>>>>

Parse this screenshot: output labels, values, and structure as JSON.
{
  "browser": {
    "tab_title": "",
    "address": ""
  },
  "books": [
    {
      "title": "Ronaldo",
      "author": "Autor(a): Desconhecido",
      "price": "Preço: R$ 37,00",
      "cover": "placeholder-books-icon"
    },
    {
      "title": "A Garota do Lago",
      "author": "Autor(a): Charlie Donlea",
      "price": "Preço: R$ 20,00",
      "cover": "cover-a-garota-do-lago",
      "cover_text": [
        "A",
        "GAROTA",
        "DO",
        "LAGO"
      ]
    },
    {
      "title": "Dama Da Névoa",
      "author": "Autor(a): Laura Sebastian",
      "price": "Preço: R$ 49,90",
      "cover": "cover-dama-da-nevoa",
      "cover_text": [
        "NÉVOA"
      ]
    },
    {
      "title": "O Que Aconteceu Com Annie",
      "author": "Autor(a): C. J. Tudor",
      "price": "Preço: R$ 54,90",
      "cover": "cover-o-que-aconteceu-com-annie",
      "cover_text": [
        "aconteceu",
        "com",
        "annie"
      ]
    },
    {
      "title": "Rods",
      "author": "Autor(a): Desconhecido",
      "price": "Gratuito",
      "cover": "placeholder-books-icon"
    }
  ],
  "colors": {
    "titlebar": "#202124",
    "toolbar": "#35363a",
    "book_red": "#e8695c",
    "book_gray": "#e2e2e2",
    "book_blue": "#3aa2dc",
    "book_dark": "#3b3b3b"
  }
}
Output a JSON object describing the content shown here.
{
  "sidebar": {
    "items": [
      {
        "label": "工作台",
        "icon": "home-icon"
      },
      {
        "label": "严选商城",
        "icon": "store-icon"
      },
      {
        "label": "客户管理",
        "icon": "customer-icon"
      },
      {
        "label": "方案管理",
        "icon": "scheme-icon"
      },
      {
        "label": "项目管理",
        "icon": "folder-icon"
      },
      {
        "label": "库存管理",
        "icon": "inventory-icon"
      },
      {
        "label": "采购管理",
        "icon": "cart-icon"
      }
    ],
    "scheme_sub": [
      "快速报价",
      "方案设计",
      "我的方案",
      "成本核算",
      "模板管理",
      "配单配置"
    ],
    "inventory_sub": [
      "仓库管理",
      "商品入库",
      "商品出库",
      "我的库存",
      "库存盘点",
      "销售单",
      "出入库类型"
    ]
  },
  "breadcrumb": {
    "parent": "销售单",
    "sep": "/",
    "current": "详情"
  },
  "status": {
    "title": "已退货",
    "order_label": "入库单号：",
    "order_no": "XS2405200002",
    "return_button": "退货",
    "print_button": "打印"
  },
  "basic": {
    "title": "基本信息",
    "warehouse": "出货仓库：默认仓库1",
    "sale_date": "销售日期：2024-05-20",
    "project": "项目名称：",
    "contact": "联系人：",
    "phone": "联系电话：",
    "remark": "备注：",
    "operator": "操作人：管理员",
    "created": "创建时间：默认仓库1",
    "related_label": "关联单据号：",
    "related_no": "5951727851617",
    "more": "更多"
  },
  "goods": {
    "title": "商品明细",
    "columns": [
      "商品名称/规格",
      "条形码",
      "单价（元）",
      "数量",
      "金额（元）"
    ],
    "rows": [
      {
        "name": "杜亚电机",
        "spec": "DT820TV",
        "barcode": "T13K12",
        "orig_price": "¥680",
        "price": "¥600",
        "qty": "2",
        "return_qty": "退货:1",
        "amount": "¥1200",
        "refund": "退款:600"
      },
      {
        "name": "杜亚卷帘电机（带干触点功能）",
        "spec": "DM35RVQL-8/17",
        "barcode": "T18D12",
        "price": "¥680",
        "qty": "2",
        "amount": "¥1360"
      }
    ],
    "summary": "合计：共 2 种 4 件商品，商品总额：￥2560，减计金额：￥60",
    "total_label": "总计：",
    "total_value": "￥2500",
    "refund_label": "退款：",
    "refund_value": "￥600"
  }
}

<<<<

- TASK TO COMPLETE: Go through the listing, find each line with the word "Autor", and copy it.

- THE ANSWER:
      "author": "Autor(a): Desconhecido",
      "author": "Autor(a): Charlie Donlea",
      "author": "Autor(a): Laura Sebastian",
      "author": "Autor(a): C. J. Tudor",
      "author": "Autor(a): Desconhecido",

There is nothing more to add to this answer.